Coronavirus has had a major impact on employers across Australia due to the Public Health Orders that have shut down some business’ and severely restricted opening hours and numbers of those accessing goods and services. The attempt to “flatten the curve” has flattened some business operations.
In a heroic effort to maintain employment and stop unemployment reaching 15 per cent or more, the National Cabinet has moved on a range of fronts to assist employers and employees.
As a consequence of these restrictions, many businesses have been forced to significantly adjust their operations, or in some cases cease trading altogether, leaving them with the task of navigating Australia’s complex employment laws as they look for solutions to continue operations, but also retain their employees.
This article looks at how Australia’s employment laws have responded to the crisis, and the changes implemented that provide greater levels of flexibility to employers and employees.
JobKeeper payment subsidy
The big lifesaver was the JobKeeper subsidy. Employers qualified where they expected to experience a 30 per cent reduction in turnover (or 50 per cent for larger business, and 15 per cent for registered charities) compared to a comparable period in the previous year. It is a one-off test at the moment, although there may be a change given the better than expected economic outcome.
Qualifying employers will be able to claim a flat-rate payment of $1,500 per fortnight for every eligible employee on the books from 1 March 2020 until 27 September 2020.
Eligible employees include full-time & part-time employees, and casual employees who have been employed on a regular and systematic basis for greater than 12 months.
Amendments to the Fair Work Act
A significant change in Australia’s employment laws are the amendments to the Fair Work Act allied to the government’s JobKeeper scheme. As part of the changes, employers who qualify for the Government’s JobKeeper subsidy will be able to give employees “JobKeeper-enabling directions”. JobKeeper enabling directions allow employers to:
- direct employees reduce their days/hours of work or not to attend work at all;
- alter employees’ usual duties or location of work;
- alter employees’ usual work days; or
- direct employees to take a period of annual leave, which request an employee must not unreasonably refuse.
The Fair Work Commission can resolve disputes about these directions, and has done so where hours have been cut or there has been unfairness between employees as to loss of hours.
Amendments to modern awards
Employers and employees have been provided greater flexibility to vary working arrangements and deal with the challenges arising in these times, the Fair Work Commission has implemented a number of temporary measures in many modern awards, of its own volition.
Of greatest significance is the Commission’s variation to nearly one hundred modern awards to include access to two weeks unpaid ‘pandemic leave’ where a doctor or public authority advises an employee to isolate, and the secondly the ability for employees to take double the amount of annual leave at half pay, thus lengthening the time employees can have away from the business while receiving some income.
The Commission has also made amendments to the Clerks – Private Sector Award to provide more flexibility for remote working arrangements, directions around the taking of annual leave and reducing hours.
Remote working: work health and safety & protecting confidential information
The various government directions to work at home if at all possible has led the safety authorities to focus on safety of working remotely.
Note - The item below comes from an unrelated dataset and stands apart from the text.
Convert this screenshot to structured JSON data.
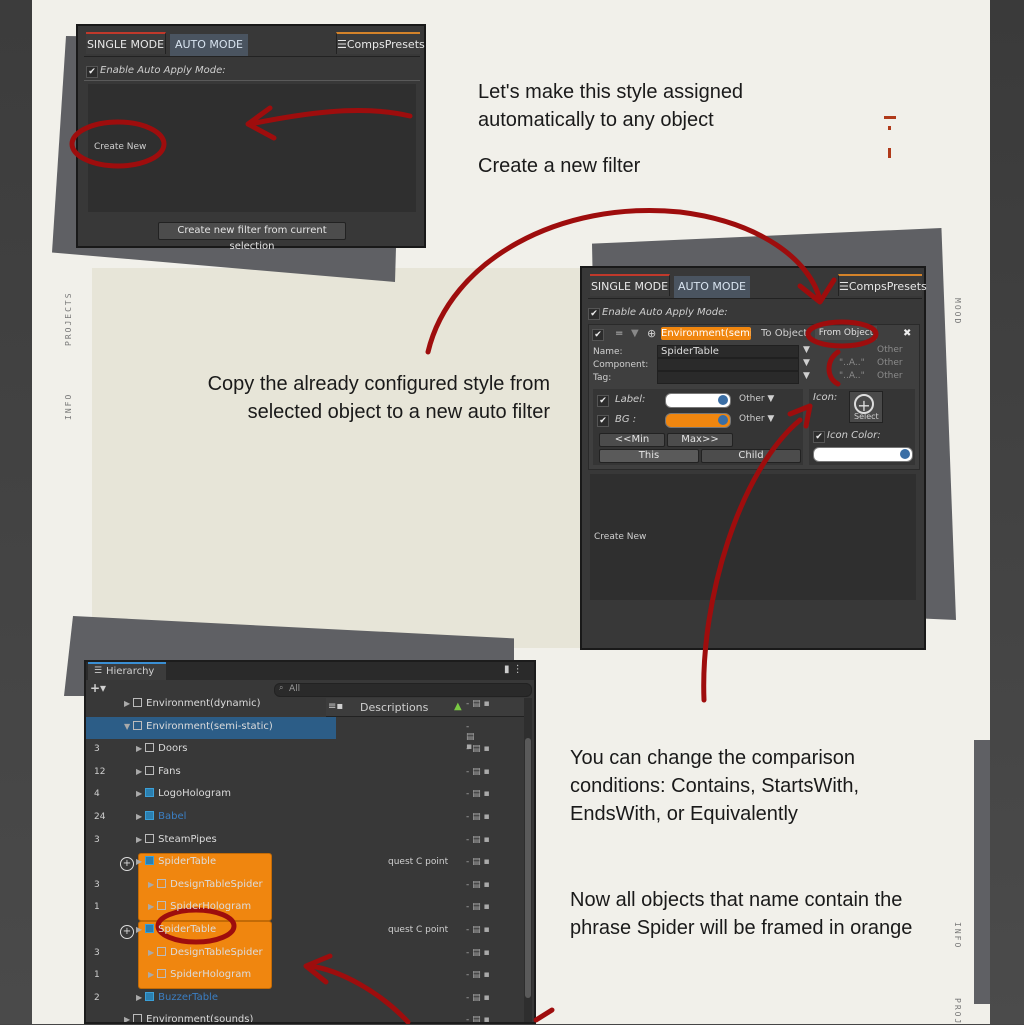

Importantly, an employer’s obligations to employees under work health and safety laws remain largely unchanged. That is, an employer still has an overall duty to protect the health and safety of its employees, even when working from home.
Steps to ensure the safety of employees at home may include:
- providing guidance on safe home office environments, ergonomics and how to keep physically active;
- asking employees to complete a self-assessment checklist; and
- talking to employees regularly to ensure their mental health is also being protected.
Returning to work
Creating a safe work environment is a legal requirement for employers. Employees and other workers also need to take care of their own and others’ safety. The health and safety of everyone in the workplace should be the first priority when managing the return to the workplace. Employees should not go to work if they have coronavirus symptoms and should notify their employer as soon as possible (see above unpaid pandemic leave).
If an employee comes to work and has symptoms of coronavirus, employers should:
- direct the employee not to work, or to work from home if the job can be done safely from home and the employee is well enough to work;
- ask the employee to get urgent medical advice as recommended by the Department of Health.
There are limited circumstances in which employers can require their employees to be tested for coronavirus before returning to work.
Employees who completed a required quarantine period (for example, after travelling or because of close contact with a confirmed case) but didn’t develop symptoms, shouldn’t be asked to get tested for coronavirus before returning to the workplace. It can be a form of discrimination if this occurs, or if they are shunned by those in the workplace.